The ride Saturday from the Lexington hotel to Cliff Hagan Stadium was silent.
As in mythical Mudville after Mighty Casey struck out, there was no joy on Tennessee’s baseball bus.
“Almost like we were driving to our funeral,’’ coach Dave Serrano said Monday.
The Vols had just taken another one on the chin Friday night. Kentucky rallied late in the SEC series opener to turn UT’s potential breakthrough win into just another heartache.
But here’s the news:
A lost Friday didn’t become another lost weekend. For the first time in two years, the Vols came home Sunday night with an SEC road series win.
“You could just feel a gorilla being lifted off our shoulders,’’ Serrano said.
Friday notwithstanding, it was a good week for the Vols. They entered it reeling from a 19-2 humiliation by South Carolina at Lindsey Nelson Stadium the previous Sunday, an eighth consecutive loss. Serrano was at wit’s end. His second season of a major rebuild seemingly had jumped the rails. He vowed to re-evaluate everything.
Tuesday, a little sun peaked through the clouds. The Vols won 4-3 at East Tennessee State.
“For the first game all year we didn’t walk a batter,’’ Serrano said.
That’s no small detail. Walks are killing this pitching staff.
Come Friday, the Vols were so close to following up ETSU with a winning effort at Kentucky, only to see a 4-2 eighth-inning lead become a 5-4 loss.

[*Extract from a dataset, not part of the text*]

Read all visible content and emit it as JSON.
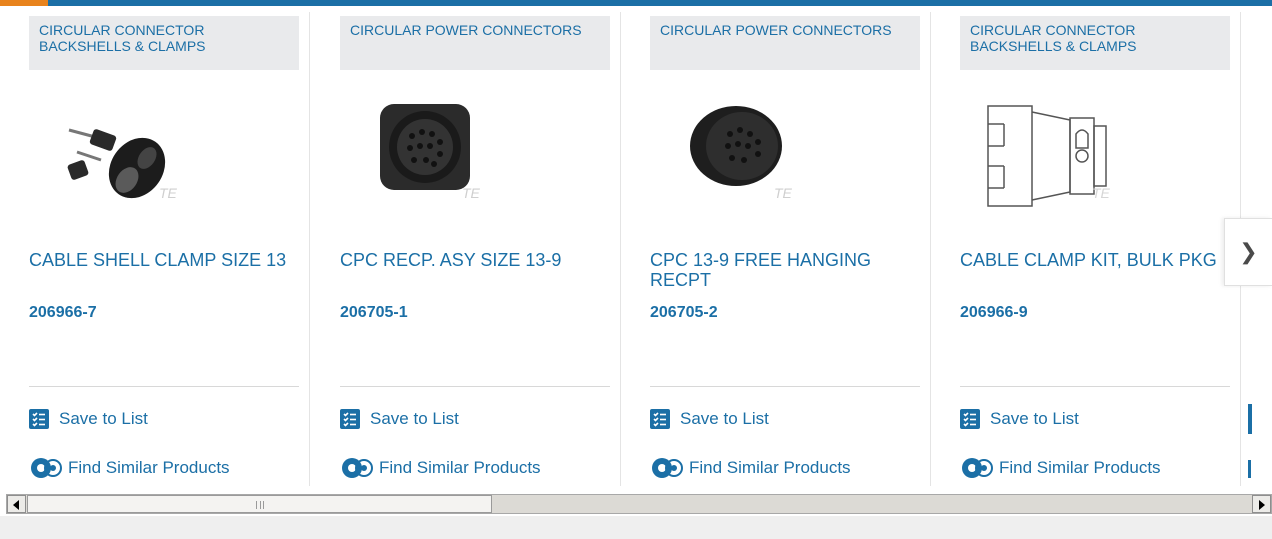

Saturday almost got away, too. An unlikely hero yanked it back into the win column.
Bottom of the ninth, a 10-5 Tennessee lead withered to 10-9. Worse, the potential tying and winning runners got aboard.
Needing one more out, Serrano went to the mound. He could call on an ineffective bullpen or he could go outside the box.
Outside the box won. Jeff Moberg, a freshman infielder who last threw a meaningful pitch as a junior in high school, got the nod.
“Was it unfair to put him in?’’ Serrano said. “Absolutely.
“It was gut instinct. We needed a guy to come in and throw strikes.’’
Moberg had thrown a little in practice lately. He seemed to know where the plate was.
His first pitch hit a batter who was crowding the plate. Bases loaded. He fell behind the next hitter 2-0.
Then he threw a strike. That changed everything. The next pitch got the bat off a Kentucky shoulder and sent a fly ball to deep center field. Parker Wormsley ran it down. Game over.
Come Sunday, Zack Godley did what your best pitcher is supposed to do. He out-dueled Kentucky’s draft-bound Corey Littrell in a 5-0, complete-game shutout.
Monday, Godley was named SEC Pitcher of the Week. Tuesday there is another bus ride, to Greeneville to play Virginia Tech at Tusculum University. Friday, the Vols are back home to open a series with Ole Miss.
At the mid-point of the SEC race, they at least have a fighting chance to make the SEC tournament for the first time since 2007.
Their struggles are far from over. Pitching remains a challenge. Still, Serrano hopes he can look back one day and point to the past week as a turning point.
“I see a young team starting to pull for all the right things,’’ Serrano said. “It’s a baby step.’’
That’s better than driving to your own funeral.
Mike Strange may be reached at email@example.com Follow him on Twitter at Strangemike44.